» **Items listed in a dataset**
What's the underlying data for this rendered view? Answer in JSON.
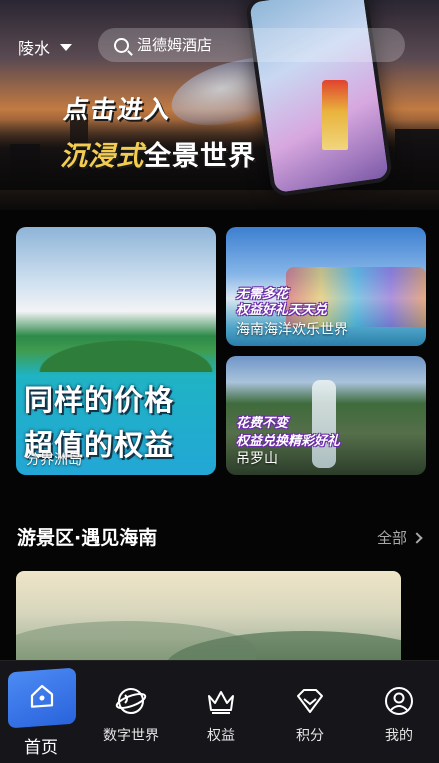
{
  "header": {
    "location": "陵水",
    "search_placeholder": "温德姆酒店"
  },
  "hero": {
    "title_line1": "点击进入",
    "title_line2_highlight": "沉浸式",
    "title_line2_rest": "全景世界"
  },
  "cards": {
    "big": {
      "slogan_line1": "同样的价格",
      "slogan_line2": "超值的权益",
      "name": "分界洲岛"
    },
    "small1": {
      "slogan_line1": "无需多花",
      "slogan_line2": "权益好礼天天兑",
      "name": "海南海洋欢乐世界"
    },
    "small2": {
      "slogan_line1": "花费不变",
      "slogan_line2": "权益兑换精彩好礼",
      "name": "吊罗山"
    }
  },
  "section": {
    "title": "游景区·遇见海南",
    "more_label": "全部"
  },
  "tabbar": {
    "items": [
      {
        "label": "首页",
        "icon": "home-icon",
        "active": true
      },
      {
        "label": "数字世界",
        "icon": "globe-icon",
        "active": false
      },
      {
        "label": "权益",
        "icon": "crown-icon",
        "active": false
      },
      {
        "label": "积分",
        "icon": "diamond-icon",
        "active": false
      },
      {
        "label": "我的",
        "icon": "user-icon",
        "active": false
      }
    ]
  },
  "colors": {
    "background": "#050505",
    "accent_blue": "#3a78ee",
    "hero_highlight": "#f3cc52",
    "muted_text": "#a8a8a8"
  }
}
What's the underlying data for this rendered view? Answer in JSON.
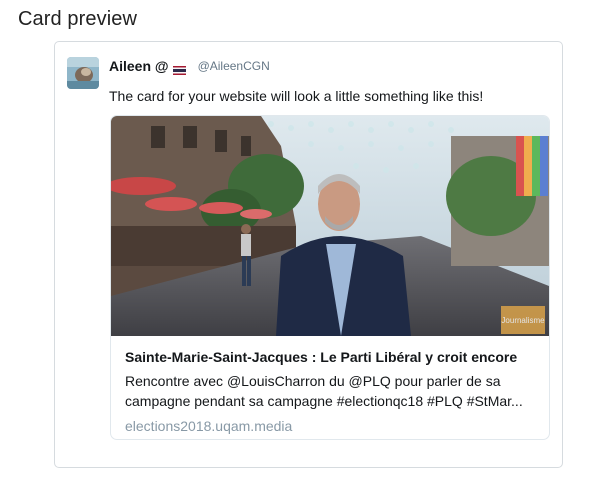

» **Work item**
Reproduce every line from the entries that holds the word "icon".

» **Output of the exercise**
        "icon": "home-icon",
        "icon": "globe-icon",
        "icon": "crown-icon",
        "icon": "diamond-icon",
        "icon": "user-icon",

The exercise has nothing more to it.